Detroit Historical Museum
Wander the streets of “Old Detroit” (or at least an idealized version of them) in the basement of the 80,000-square-foot Detroit Historical Museum (5401 Woodward Ave., 313/833-1805, www.detroithistorical.org, 9:30 a.m.–3 p.m. Wed.–Fri., 10 a.m.–5 p.m. Sat., noon–5 p.m. Sun., $6 adults, $4 seniors 60 and over, $4 children 5–17).
You’ll trudge along irregular cobblestones that once lined city streets past re-creations of barber shops, grocery stores, and other vintage businesses. The display, which opened in 1951 and has been among the museum’s most popular, traces three periods of Detroit history (albeit a decidedly Eurocentric version of it).
The permanent exhibit “Frontiers to Factories” traces the city’s history from a trading post to an industrial giant, with a walk-in diorama from the 1750s, a railway station, and a mock, turn-of-the-20th-century exposition. Other highlights of the collection include the Glancy Train display, one of the world’s largest; special exhibits about Detroit’s leaders, symbols, and entertainment venues; and an exhibition simply named “Motor City,” which traces the history of the car, the city, and the people who changed the world when they came to work here.
The exhibit’s highlight is the “body drop,” a segment of a 1953 assembly line in which the outer shell of a later-model Cadillac is lowered from the ceiling onto an engine body set up on an eye-level platform. It was taken from the assembly line at the now-demolished Clark Street Cadillac plant.
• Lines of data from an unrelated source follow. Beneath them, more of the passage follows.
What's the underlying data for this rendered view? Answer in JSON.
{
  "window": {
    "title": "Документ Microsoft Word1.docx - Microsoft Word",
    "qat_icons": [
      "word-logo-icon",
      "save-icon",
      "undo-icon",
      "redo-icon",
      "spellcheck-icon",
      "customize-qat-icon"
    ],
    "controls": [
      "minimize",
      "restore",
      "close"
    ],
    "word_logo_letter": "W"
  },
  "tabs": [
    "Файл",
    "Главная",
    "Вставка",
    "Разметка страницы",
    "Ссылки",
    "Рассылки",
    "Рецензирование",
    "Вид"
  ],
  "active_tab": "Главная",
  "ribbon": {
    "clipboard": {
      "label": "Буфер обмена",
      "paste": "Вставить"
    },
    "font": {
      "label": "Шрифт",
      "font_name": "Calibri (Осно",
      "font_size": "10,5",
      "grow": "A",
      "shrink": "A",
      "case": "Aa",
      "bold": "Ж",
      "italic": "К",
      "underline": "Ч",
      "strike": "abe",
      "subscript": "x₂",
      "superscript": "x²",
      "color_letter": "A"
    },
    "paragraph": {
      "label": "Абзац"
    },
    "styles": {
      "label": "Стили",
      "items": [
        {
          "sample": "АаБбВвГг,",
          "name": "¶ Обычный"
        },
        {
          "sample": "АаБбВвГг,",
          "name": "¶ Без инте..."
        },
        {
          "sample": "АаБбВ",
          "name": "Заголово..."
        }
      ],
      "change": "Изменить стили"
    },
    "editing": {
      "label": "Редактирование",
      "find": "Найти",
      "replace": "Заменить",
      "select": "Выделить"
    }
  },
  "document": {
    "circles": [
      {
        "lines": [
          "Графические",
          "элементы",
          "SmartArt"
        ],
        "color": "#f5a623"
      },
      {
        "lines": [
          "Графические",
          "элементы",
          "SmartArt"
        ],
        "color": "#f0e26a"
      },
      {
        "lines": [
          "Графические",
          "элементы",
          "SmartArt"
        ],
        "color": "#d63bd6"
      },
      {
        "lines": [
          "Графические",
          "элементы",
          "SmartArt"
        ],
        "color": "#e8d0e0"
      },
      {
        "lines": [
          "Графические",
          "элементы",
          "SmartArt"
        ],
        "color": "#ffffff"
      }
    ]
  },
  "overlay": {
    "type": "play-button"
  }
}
by Laura Martone from Moon Michigan, 3rd Edition, © Avalon Travel